- _PROBLEM TO WORK ON_
Only lines that contain the word "Local" belong in the answer; copy them from the records below.

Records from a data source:
· · · ·
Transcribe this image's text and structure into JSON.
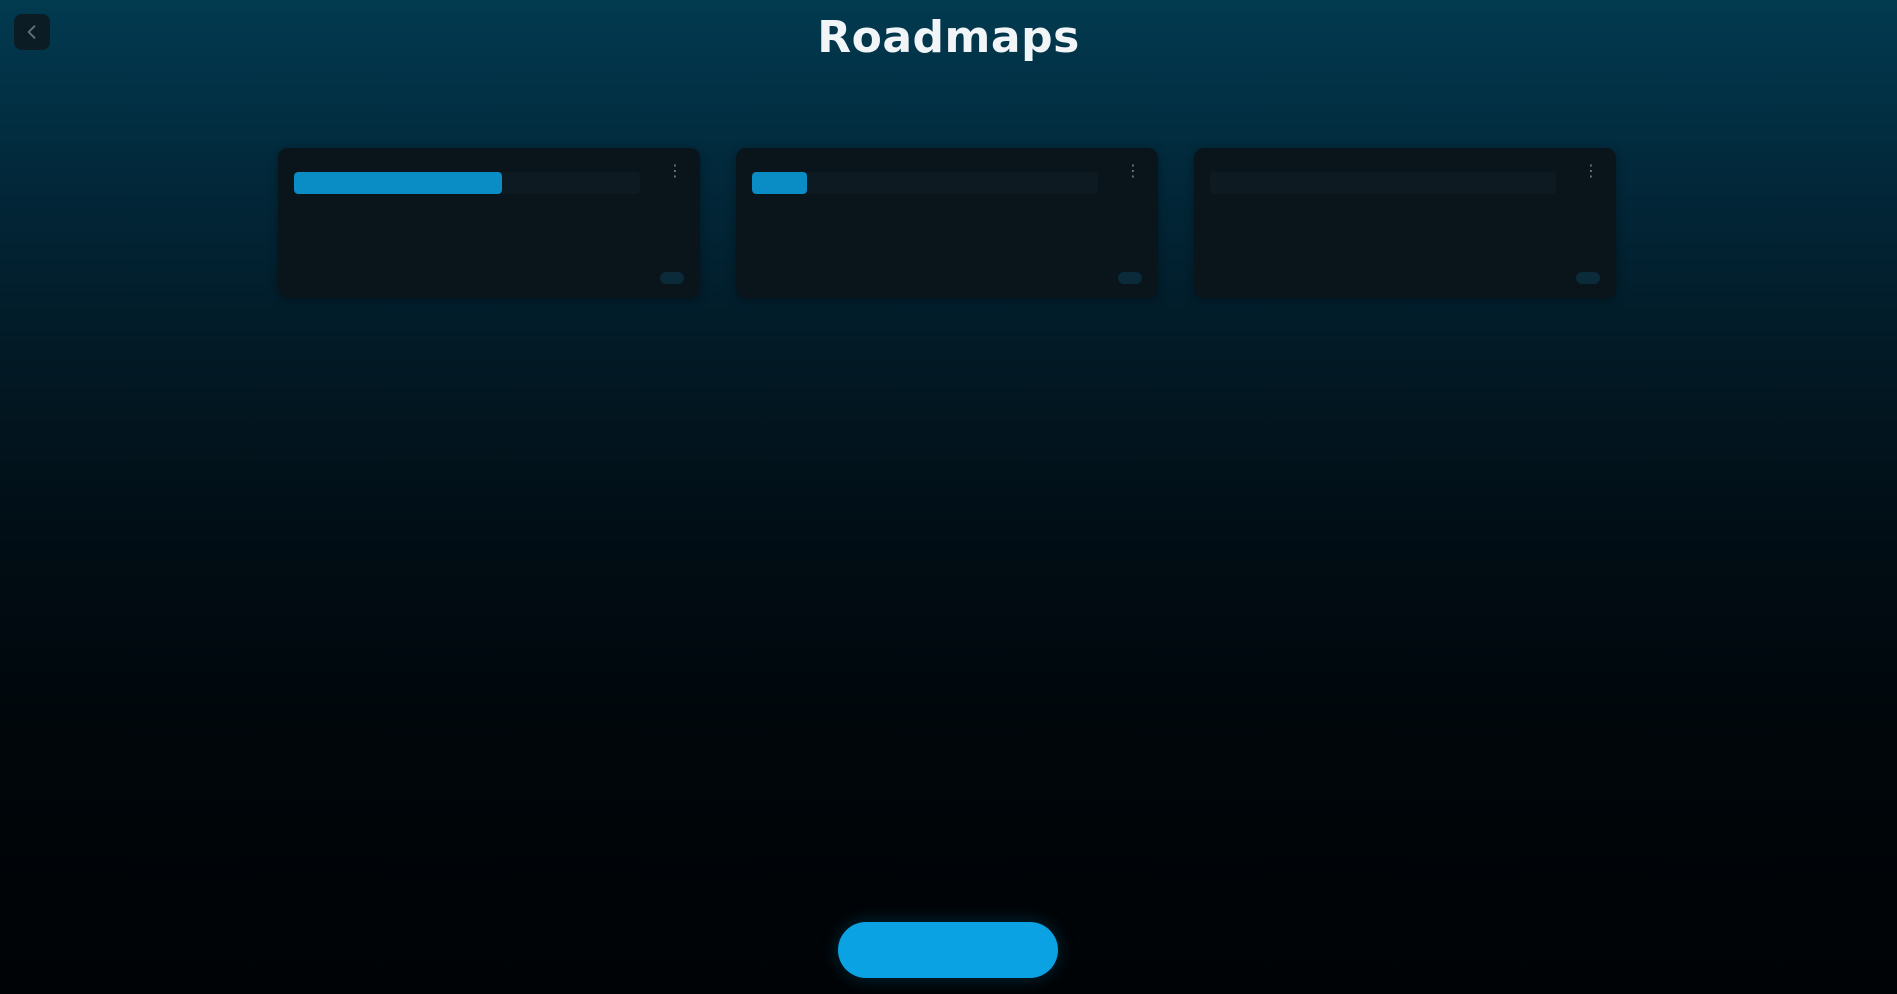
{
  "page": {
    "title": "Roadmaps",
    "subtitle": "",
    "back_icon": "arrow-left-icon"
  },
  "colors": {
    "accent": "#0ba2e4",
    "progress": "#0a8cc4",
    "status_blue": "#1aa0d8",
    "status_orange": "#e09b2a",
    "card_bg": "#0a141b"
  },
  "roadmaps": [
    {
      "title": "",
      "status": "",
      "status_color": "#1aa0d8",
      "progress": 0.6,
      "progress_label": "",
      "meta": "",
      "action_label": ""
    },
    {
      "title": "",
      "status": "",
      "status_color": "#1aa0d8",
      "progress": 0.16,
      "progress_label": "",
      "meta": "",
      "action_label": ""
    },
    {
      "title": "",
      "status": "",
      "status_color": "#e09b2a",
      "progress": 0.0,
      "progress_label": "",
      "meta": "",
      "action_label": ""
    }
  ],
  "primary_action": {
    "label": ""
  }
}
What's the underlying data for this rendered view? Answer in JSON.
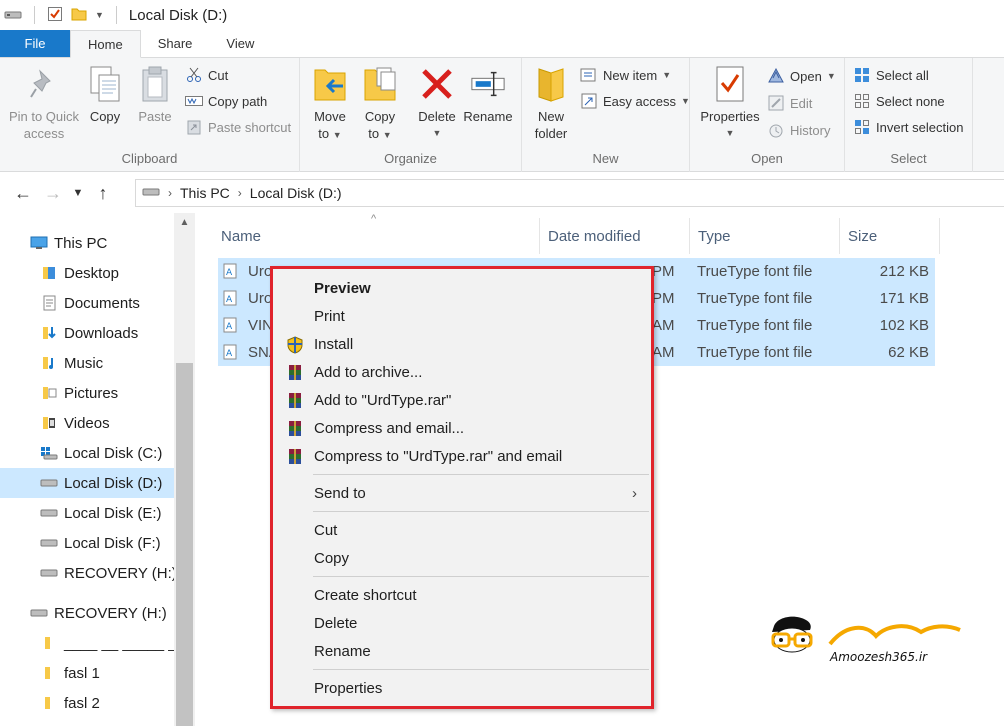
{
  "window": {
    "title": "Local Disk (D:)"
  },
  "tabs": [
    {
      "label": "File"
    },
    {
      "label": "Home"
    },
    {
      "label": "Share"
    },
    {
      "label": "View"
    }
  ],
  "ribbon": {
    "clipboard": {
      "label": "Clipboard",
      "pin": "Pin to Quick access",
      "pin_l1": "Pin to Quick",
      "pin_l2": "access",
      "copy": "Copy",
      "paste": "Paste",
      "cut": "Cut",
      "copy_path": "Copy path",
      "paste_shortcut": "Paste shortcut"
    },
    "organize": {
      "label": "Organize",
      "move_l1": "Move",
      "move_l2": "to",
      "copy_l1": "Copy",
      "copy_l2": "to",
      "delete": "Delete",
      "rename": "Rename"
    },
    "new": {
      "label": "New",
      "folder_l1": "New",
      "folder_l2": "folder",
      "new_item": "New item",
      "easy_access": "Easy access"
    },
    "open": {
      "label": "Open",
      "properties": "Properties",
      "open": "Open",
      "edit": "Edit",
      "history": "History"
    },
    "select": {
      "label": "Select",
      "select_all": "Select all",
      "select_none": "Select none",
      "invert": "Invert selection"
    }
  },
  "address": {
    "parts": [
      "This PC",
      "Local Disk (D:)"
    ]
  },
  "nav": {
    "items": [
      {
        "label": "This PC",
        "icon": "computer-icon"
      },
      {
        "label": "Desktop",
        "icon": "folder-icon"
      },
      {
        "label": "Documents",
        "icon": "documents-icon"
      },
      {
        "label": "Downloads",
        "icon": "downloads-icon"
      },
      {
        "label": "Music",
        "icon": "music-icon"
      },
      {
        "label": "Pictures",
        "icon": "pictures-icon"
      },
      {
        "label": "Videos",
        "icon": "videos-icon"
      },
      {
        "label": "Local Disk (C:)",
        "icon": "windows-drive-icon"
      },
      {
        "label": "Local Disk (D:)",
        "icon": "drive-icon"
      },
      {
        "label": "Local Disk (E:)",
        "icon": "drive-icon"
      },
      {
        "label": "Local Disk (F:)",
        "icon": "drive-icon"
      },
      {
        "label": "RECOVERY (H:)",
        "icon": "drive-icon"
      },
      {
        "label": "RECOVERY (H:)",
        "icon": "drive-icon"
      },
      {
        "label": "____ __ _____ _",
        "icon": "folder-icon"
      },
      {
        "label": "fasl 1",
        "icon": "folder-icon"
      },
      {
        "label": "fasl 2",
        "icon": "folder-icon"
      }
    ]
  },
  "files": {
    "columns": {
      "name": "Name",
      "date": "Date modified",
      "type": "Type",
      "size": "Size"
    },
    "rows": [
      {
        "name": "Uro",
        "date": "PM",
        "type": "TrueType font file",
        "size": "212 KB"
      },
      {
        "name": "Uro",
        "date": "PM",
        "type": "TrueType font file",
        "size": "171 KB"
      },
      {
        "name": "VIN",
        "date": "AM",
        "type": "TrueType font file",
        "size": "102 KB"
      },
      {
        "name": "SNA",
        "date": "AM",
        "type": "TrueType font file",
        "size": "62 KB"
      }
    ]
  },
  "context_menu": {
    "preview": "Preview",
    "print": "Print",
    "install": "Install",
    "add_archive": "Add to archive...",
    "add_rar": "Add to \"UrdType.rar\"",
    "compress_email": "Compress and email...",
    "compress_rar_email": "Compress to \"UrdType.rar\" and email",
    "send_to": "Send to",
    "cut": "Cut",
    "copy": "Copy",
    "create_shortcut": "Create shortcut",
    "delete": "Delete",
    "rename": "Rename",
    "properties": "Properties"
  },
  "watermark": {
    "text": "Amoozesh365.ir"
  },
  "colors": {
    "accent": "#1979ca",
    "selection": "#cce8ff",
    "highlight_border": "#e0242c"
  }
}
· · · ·
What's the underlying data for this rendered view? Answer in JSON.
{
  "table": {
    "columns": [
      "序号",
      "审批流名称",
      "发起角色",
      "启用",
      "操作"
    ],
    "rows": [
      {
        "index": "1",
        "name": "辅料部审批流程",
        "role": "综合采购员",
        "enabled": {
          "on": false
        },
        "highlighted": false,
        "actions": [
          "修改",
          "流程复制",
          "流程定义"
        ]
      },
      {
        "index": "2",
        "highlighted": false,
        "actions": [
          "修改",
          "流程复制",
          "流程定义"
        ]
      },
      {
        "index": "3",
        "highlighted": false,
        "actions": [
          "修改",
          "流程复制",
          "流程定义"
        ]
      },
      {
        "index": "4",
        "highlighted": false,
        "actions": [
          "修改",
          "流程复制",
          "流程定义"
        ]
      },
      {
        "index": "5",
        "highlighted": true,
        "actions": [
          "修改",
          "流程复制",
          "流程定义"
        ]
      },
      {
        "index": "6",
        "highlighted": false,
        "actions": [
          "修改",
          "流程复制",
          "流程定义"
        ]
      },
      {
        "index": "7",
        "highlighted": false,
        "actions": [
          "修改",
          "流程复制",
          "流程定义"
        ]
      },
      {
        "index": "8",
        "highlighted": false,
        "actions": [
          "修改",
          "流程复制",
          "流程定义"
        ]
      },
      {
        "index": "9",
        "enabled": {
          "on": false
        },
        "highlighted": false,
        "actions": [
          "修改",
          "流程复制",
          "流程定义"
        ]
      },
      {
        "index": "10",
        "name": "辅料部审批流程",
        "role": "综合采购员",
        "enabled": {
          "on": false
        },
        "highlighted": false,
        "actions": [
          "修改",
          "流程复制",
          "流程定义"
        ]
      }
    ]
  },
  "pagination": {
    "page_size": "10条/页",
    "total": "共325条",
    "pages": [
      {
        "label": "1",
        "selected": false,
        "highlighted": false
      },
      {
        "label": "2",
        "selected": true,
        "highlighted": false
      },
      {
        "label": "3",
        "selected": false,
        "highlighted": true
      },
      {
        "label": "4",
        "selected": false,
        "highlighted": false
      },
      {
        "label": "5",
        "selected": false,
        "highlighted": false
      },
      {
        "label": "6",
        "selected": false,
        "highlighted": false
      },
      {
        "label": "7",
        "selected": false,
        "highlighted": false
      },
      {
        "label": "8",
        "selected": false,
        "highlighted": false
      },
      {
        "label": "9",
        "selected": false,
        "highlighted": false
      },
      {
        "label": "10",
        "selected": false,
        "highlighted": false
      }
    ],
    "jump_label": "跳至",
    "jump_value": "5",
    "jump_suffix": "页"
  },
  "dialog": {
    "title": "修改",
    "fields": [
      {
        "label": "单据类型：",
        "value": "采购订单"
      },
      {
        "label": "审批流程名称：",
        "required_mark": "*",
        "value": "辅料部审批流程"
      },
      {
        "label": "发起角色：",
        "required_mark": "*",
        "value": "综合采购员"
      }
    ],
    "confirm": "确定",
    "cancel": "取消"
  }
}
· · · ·
- _EXERCISE RESULT_
    "title": "Local Disk (D:)"
      "Local Disk (D:)"
        "label": "Local Disk (C:)",
        "label": "Local Disk (D:)",
        "label": "Local Disk (E:)",
        "label": "Local Disk (F:)",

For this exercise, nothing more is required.